> **HOW TO COMPLETE THIS TASK**
List all lines of the data containing the word "title".

Component data from apps and pages:
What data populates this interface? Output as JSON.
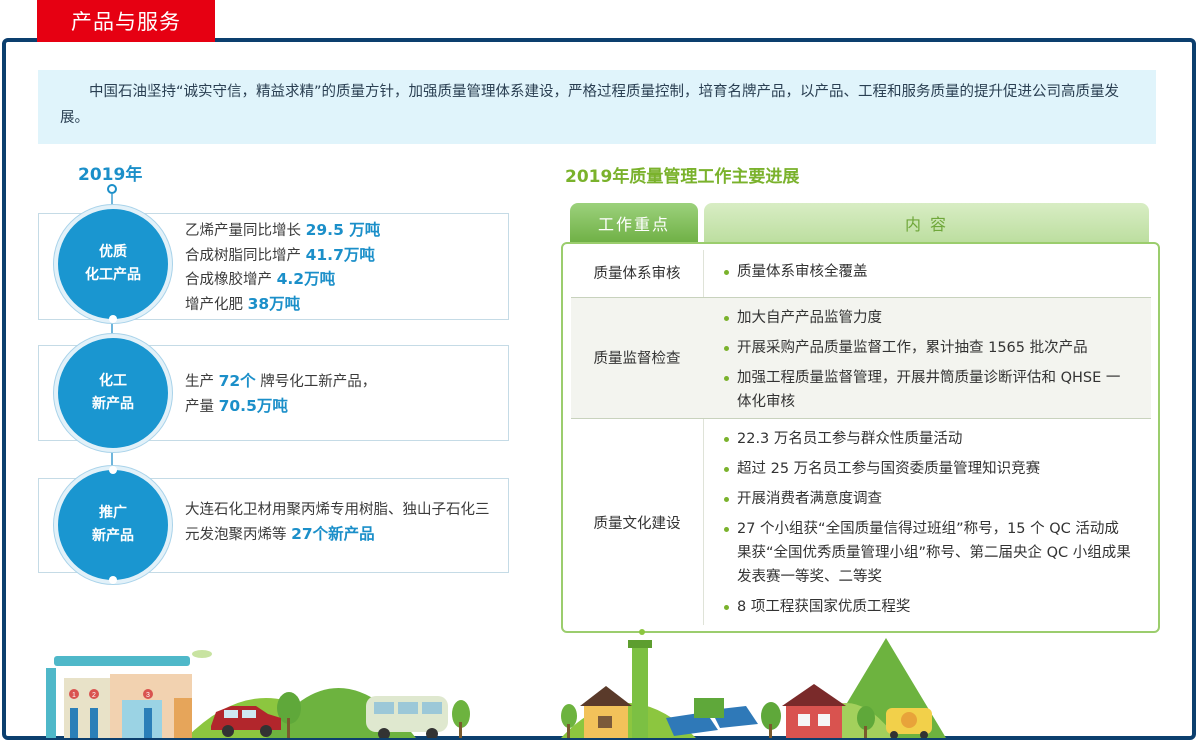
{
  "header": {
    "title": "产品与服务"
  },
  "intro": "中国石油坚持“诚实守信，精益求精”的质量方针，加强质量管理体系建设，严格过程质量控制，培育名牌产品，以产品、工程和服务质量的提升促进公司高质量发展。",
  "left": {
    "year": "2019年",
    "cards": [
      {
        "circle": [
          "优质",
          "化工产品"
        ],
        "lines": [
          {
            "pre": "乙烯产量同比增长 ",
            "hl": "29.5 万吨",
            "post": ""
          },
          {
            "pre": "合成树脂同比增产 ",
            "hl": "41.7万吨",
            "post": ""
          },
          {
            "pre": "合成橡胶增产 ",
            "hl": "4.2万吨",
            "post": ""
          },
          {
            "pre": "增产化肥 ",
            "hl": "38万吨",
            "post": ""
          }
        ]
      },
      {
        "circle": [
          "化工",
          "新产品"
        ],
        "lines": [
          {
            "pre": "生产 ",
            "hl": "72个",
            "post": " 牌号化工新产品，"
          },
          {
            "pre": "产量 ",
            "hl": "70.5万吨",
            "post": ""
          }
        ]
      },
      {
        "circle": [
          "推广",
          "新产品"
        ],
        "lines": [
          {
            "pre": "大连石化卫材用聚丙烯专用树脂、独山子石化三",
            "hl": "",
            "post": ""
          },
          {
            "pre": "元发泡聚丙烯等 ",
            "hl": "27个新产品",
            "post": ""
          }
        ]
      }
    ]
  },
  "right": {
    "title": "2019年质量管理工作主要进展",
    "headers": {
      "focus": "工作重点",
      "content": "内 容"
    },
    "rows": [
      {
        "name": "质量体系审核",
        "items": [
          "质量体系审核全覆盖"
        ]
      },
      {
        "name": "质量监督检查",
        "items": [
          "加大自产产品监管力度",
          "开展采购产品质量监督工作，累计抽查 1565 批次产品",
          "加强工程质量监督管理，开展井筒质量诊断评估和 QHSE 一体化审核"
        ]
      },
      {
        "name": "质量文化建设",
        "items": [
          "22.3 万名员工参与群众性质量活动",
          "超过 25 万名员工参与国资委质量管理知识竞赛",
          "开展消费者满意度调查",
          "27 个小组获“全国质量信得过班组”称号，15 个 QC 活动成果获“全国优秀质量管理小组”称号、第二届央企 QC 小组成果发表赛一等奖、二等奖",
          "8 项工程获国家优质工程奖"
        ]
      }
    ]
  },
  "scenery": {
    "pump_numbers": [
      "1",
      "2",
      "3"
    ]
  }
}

> **YOUR RESPONSE**
    "title": "产品与服务"
    "title": "2019年质量管理工作主要进展",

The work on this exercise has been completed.